The first launch of the Boeing Delta IV Heavy booster in 2003 will be funded by the US Air Force, which will pay $140 million for the flight of an operational or a dummy payload.

The Delta IV Heavy comprises three common-core boosters being developed for the USAF evolved expendable launch vehicle (EELV) programme and an uprated RL-10B-2 Centaur upper- stage engine. It will be able to place 23,000kg (50,600lb) into low Earth orbit (LEO) or 13,100kg into geostationary transfer orbit (GTO) and will be launched from Pad 37 at Cape Canaveral, Florida, and SLC-6 at Vandenberg AFB, California. The booster will take over the heavy role from the Lockheed Martin Titan IV.

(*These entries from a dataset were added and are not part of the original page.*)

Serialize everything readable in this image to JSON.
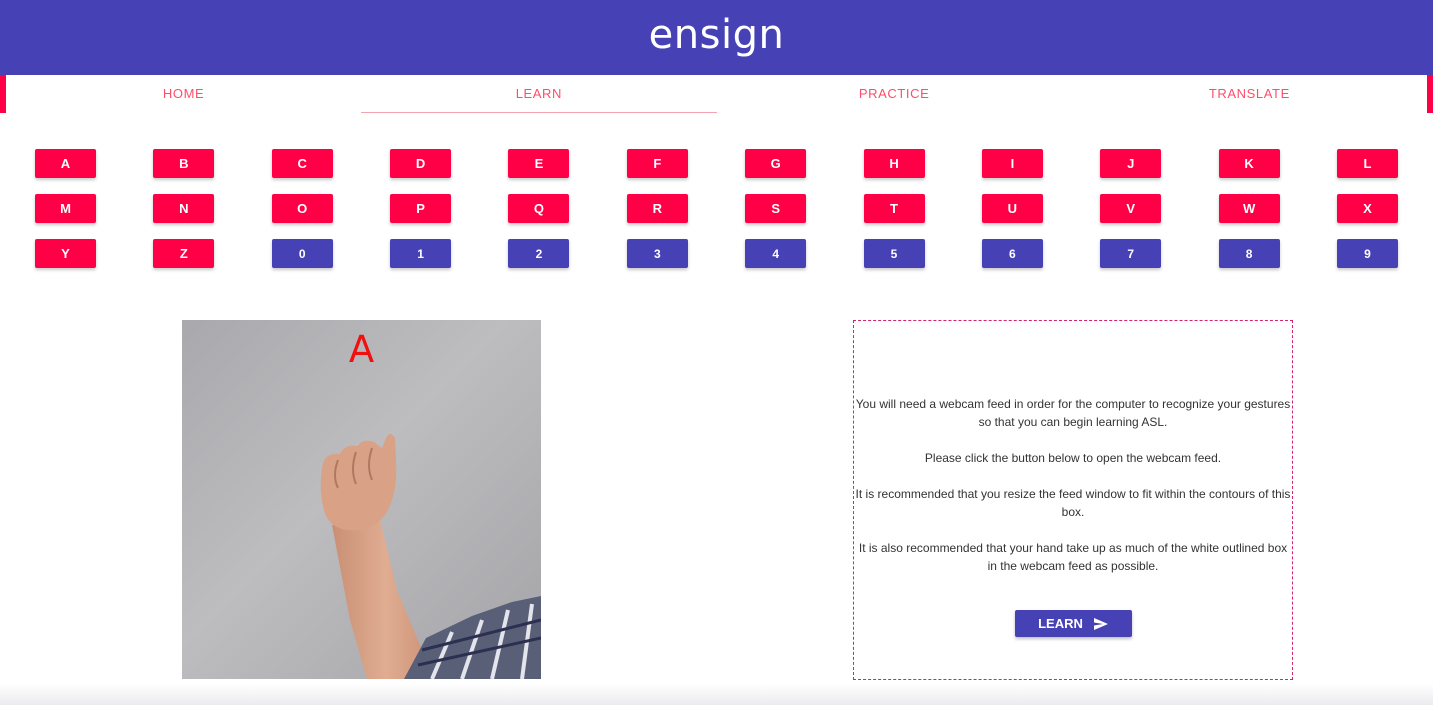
{
  "header": {
    "brand": "ensign"
  },
  "nav": {
    "tabs": [
      {
        "label": "HOME"
      },
      {
        "label": "LEARN"
      },
      {
        "label": "PRACTICE"
      },
      {
        "label": "TRANSLATE"
      }
    ],
    "active_tab": "LEARN"
  },
  "keys": {
    "letters": [
      "A",
      "B",
      "C",
      "D",
      "E",
      "F",
      "G",
      "H",
      "I",
      "J",
      "K",
      "L",
      "M",
      "N",
      "O",
      "P",
      "Q",
      "R",
      "S",
      "T",
      "U",
      "V",
      "W",
      "X",
      "Y",
      "Z"
    ],
    "digits": [
      "0",
      "1",
      "2",
      "3",
      "4",
      "5",
      "6",
      "7",
      "8",
      "9"
    ]
  },
  "sign_image": {
    "letter": "A"
  },
  "webcam": {
    "instructions": [
      "You will need a webcam feed in order for the computer to recognize your gestures so that you can begin learning ASL.",
      "Please click the button below to open the webcam feed.",
      "It is recommended that you resize the feed window to fit within the contours of this box.",
      "It is also recommended that your hand take up as much of the white outlined box in the webcam feed as possible."
    ],
    "button_label": "LEARN",
    "button_icon": "send-icon"
  },
  "colors": {
    "primary": "#4642b6",
    "accent": "#ff0046",
    "tab_text": "#ff4d6a",
    "sign_letter": "#f01010"
  }
}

The Delta IV Heavy is an uprated version of the Delta IV Medium fleet and is being developed under a $1.38 billion EELV contract from the USAF. The Delta IV Medium and Medium Plus boosters will offer capabilities of 8,100kg-11,500kg to LEO, and 4,210kg-6,565kgto GTO.

The USAF has ordered 21 Delta IV Medium launches comprising mainly Navstar global positioning system satellites and starting with a Defence Satellite Communications System (DSCS) flight in 2002. Two launches will fly USAF weather satellites and Defense Space Programme early-warning spacecraft.

Lockheed Martin also received an EELV contract from the USAF worth $650 million for nine launches which was reduced to seven this year. Lockheed's Atlas V EELV will comprise Atlas III-based boosters capable of flying 3,960kg- 8,650kg to GTO from Cape Canaveral. Plans to develop an Atlas V heavy lift booster have been scrapped. The Atlas V has one firm booking to launch a US Navy Geosat satellite. The Delta IV and Atlas V boosters will eventually replace the Delta III and Atlas III fleet as commercial boosters and have already been assigned to launch NASA satellites.

Source: Flight International